-------- Material provided --------

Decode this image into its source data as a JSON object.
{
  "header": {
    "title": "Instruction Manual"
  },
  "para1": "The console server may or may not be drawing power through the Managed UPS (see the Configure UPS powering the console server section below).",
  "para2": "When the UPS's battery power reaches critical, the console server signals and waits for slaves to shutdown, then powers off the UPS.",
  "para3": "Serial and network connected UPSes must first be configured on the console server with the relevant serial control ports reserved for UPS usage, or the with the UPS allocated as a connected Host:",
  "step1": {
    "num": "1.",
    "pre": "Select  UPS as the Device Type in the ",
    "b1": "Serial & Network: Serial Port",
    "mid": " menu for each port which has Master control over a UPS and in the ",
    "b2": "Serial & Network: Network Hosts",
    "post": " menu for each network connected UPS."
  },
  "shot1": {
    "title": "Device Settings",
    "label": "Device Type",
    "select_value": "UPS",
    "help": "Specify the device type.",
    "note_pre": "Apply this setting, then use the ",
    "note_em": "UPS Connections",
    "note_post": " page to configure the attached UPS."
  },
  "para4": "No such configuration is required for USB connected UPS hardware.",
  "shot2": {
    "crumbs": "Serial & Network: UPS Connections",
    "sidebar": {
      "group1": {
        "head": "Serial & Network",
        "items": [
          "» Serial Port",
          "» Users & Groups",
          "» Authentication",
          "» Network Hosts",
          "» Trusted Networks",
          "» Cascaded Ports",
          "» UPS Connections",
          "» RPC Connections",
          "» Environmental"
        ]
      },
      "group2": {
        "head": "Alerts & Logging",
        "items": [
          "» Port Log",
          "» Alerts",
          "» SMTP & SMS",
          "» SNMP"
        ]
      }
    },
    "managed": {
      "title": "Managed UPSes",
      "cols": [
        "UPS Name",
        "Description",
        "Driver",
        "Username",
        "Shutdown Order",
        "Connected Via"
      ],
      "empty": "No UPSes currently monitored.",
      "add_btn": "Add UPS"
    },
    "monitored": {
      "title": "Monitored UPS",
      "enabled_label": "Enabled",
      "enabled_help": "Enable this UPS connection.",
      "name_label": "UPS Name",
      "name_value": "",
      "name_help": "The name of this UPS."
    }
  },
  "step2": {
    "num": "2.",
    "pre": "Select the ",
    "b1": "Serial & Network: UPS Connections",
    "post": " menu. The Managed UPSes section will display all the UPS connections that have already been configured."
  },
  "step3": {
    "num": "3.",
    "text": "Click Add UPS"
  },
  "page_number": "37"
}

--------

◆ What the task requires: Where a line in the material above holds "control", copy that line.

◆ Response to the exercise:
  "para3": "Serial and network connected UPSes must first be configured on the console server with the relevant serial control ports reserved for UPS usage, or the with the UPS allocated as a connected Host:",
    "mid": " menu for each port which has Master control over a UPS and in the ",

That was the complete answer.